Development of novel inorganic nanocrystals for delivery of pDNA and siRNA to breast cancer cells
thesisposted on 02.03.2017, 03:12 by Bakhtiar, Athirah
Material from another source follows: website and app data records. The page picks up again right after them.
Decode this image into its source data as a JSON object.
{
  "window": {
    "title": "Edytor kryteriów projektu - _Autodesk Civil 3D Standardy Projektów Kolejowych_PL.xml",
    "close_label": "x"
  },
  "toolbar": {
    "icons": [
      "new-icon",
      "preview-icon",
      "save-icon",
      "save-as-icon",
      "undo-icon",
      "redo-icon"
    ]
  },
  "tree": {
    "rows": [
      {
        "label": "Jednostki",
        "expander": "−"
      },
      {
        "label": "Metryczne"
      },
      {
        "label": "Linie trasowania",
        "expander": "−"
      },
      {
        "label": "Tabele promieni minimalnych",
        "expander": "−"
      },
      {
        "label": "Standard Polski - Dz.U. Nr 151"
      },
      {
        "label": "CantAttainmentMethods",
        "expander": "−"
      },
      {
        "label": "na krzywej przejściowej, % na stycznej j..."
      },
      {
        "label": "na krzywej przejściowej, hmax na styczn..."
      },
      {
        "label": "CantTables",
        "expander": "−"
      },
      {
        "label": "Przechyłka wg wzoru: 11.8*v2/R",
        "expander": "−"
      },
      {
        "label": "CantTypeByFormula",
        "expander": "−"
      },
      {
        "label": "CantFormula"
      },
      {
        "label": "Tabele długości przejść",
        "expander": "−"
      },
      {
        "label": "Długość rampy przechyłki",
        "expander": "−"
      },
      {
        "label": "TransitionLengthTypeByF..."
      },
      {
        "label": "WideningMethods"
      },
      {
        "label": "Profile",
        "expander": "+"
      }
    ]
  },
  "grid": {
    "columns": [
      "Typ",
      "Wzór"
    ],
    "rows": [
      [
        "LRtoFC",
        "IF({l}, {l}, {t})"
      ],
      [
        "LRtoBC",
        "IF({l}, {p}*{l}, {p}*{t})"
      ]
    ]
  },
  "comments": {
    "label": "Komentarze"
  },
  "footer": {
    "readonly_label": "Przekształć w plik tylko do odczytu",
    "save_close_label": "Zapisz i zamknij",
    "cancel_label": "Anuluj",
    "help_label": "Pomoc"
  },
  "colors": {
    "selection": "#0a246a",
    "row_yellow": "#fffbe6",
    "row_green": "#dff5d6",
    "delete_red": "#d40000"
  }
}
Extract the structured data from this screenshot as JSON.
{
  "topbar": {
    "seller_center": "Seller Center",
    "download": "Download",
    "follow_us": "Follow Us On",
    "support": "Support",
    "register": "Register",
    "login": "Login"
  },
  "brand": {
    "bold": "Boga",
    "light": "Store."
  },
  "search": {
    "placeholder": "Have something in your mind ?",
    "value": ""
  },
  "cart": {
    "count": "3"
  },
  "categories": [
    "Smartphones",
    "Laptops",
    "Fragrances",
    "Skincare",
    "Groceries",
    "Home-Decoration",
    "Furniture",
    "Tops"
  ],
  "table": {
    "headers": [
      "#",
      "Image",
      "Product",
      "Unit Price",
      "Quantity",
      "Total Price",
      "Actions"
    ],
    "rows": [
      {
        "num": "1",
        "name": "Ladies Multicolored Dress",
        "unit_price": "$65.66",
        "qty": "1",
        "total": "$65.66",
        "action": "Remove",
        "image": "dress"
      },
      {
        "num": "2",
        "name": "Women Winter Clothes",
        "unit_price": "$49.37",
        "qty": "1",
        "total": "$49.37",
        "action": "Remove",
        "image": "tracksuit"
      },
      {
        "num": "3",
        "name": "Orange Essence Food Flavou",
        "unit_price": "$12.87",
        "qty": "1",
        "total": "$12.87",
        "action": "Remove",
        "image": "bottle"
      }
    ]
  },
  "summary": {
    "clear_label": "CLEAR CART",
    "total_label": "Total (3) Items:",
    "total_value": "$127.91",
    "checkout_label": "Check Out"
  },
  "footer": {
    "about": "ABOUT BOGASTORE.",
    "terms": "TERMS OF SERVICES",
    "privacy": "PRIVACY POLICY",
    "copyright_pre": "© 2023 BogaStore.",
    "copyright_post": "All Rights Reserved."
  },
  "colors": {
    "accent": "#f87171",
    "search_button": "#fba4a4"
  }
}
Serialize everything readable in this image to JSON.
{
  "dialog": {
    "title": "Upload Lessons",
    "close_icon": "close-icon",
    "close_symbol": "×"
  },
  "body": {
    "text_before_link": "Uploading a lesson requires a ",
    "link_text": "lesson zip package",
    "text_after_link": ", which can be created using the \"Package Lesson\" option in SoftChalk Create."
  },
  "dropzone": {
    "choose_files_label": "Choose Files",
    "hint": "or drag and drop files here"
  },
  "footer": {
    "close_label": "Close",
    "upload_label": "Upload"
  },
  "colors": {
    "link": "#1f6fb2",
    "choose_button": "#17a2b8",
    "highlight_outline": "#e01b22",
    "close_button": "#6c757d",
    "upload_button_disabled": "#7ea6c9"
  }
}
Genetic manipulation of human cells through the delivery of functional genes such as plasmid DNA (pDNA) and short-interfering RNA (siRNA) is an attractive approach to treat many critical diseases with single or multiple gene defects, including carcinoma; precisely and efficiently. Despite their potential effect, naked therapeutic genes are rapidly degraded by nucleases, non-specific to the target cells; in addition to exhibiting low cellular uptake, and poor transfection efficiency. Hence, the development of safe and efficient gene carriers is undeniably crucial for the success of gene therapy. Recent studies have been focused on developing smart nanoparticles for excellent delivery of transgenes and siRNAs into cancerous cells of an animal model through active and passive targeting. The precipitation reaction is one of the facile and convenient ways to synthesize nanoparticles, which an insoluble salt is formed upon the mixture of two water-soluble salts. In this study, we aim to develop the potential salt crystals with nano-size diameters having the capacity of adsorbing negatively charged plasmid DNA and siRNA, effectively carrying them across the plasma membrane and finally leading to efficient gene expression and silencing of the target (reporter as well as endogenous) gene(s), respectively, in mammary carcinoma of mammalian cells. The generated insoluble salts have been subjected to a rigorous screening process based on observation of particle morphology under optical microscope, determination of growth kinetics, particle diameters and electrostatic affinity towards the negatively charged pDNA/siRNA, qualitative and quantitative estimation of cellular endocytosis rate and finally assessment of transfection efficacy in case of transgene expression and knockdown by target siRNAs. Among the screened precipitates, strontium sulfite, strontium fluoride, and magnesium sulfite have shown the best potency in aiding cellular delivery of reporter gene/siRNA, in addition to proficient transgene expression and silencing effect into both mice and human mammary carcinoma cells. Our in vivo discoveries revealed efficiency of nanocrystals with the ability to efficiently transport pDNA as well as siRNA into 4T1-induced tumor model through biodistribution assays and tumor regression activities. Strontium sulfite, strontium fluoride, and magnesium sulfite improve the genetic material delivery, demonstrated through regression of tumor growth activity. Protein coating enhances the nanocarrier activity through the involvement of active targeting via ligand-receptor interactions. It is hoped that the potential nanoparticles can be applied for conceivable nano-vector application in the clinical setting for cancer treatment in the future.